*Keep in mind that exercising will help you sleep more soundly.

For more relaxation advice, visit Inner Health Studio.

Posted by: stressfree4life | June 17, 2011

Exercise & Nutrition

Exercising regularly and eating well-balanced meals are great ways to reduce stress. When you exercise, endorphins are released in your body that make you feel good. It is also good for lowering your blood pressure which can be elevated if you have too much stress.

Good nutrition is something that I think is often under-estimated. If you are not eating a proper diet–too much soda, too much cake, too much cheese maybe, and not enough fruits and vegetables, it will surely affect your mood and your ability to handle stress.

Both exercise and nutrition are basic needs in order for you to be at your top performance. Make sure these needs are not being overlooked.

*Learn about specific foods that help reduce stress!

Posted by: stressfree4life | June 17, 2011

Smiling: A Cure for Stress

I just found an article on that lists the top 10 reasons for smiling, and they  ALL counteract stress. Here’s the list:

1)Smiling makes us attractive. 
This could help with stress if you are stressed about not looking your best. And it will help mask any tiredness or weakness you may be feeling.

2) Smiling changes our mood.
Having a good attitude helps you to overcome challenges and to not be negatively affected by them.

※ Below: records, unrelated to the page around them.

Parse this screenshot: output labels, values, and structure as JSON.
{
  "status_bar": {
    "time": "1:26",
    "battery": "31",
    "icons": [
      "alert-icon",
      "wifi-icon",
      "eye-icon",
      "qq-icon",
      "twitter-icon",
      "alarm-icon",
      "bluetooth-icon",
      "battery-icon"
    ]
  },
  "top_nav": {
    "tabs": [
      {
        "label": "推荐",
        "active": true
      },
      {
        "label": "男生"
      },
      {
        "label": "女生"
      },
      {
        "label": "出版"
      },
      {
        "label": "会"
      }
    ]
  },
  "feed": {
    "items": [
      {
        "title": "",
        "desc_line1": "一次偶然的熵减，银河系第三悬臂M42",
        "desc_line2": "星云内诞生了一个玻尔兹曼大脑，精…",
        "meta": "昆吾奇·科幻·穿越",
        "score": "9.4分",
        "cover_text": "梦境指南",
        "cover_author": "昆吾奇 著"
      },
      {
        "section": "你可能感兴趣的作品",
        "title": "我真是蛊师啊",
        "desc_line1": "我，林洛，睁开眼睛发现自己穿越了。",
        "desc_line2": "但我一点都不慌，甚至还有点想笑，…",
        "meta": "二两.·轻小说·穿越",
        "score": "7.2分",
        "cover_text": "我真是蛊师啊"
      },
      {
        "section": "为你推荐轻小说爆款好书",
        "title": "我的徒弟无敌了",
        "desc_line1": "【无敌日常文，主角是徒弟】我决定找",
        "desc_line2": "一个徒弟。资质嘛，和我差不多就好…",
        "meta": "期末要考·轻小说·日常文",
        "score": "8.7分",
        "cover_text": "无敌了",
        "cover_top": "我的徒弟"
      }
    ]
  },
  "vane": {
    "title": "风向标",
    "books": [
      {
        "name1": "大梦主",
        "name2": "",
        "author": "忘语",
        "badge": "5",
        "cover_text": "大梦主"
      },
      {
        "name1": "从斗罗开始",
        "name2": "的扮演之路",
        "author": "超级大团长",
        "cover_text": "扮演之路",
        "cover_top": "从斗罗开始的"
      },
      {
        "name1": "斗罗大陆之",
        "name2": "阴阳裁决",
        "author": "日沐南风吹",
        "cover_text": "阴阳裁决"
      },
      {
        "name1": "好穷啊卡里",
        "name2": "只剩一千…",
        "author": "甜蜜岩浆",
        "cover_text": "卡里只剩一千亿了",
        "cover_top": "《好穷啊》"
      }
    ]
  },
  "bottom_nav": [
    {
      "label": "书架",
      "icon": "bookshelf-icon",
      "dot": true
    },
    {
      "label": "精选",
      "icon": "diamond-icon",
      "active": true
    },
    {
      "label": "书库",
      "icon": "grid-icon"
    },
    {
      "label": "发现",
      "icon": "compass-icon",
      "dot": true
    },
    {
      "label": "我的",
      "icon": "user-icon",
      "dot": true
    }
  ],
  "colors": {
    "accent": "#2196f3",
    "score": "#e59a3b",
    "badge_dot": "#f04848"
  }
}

3) Smiling is contagious.
You will share all these benefits of smiling with others when you make them smile!  Being happy also draws people to you, which should make you even happier because of the added social interaction.

4) Smiling relieves stress.
I’ts tried and true.

5) Smiling boosts your immune system.
This counteracts the weakening of your immune system that happens when you’re stressed. Prevent sickness by smiling!

6) Smiling lowers your blood pressure.
This has actually been measured. Go ahead and experiment, and you’ll see that it is true! On the other hand, if you are overly stressed, you will see an increase in blood pressure.

7) Smiling releases endorphins, natural pain killers, and serotonin.
All of these things make us feel happy and relaxed.

8) Smiling lifts the face and makes you look younger.
Again, you’ll be more attractive, you’ll feel better about yourself, and people will be drawn to you.

9) Smiling makes you seem successful.
Many people get stressed because they feel they are unsuccessful. Try smiling and you will feel and look more successful.

10) Smiling helps you stay positive.
That’s right. Even if you don’t feel positive in the first place, smiling can help that positive feeling become real. It can make your stresses seem like they aren’t as bad.

So next time you feel stressed, try smiling! See what changes a little thing can do!
Also, see how laughter affects stress at

Posted by: stressfree4life | June 10, 2011

What’s the Big Deal About Stress?

Stress is a part of life. Some kinds of stress are important and even necessary to push us forward to reach our goals and meet challenges. This good “Eustress” can drive us to reach our greatest desires and make life feel meaningful and exciting. On the other hand, too much stress, or distress, can cause physical and emotional damage that is often overlooked. There are thousands of ways stress is manifested and thousands of disorders and diseases that are affected by it.

If you want to live  a happy and healthy life it is important to learn how to manage stress. Just as important as that, we need to learn to recognize when we are stressed. So many people won’t admit that they just need a break–a time out to relax–and they push themselves to the point of mental and physical breakdown which may have long-term consequences. Do yourself a favor and take time to relax when you need it. It will make a huge difference both now and in the long run.

To find out if you are stressed, check out this free stress test.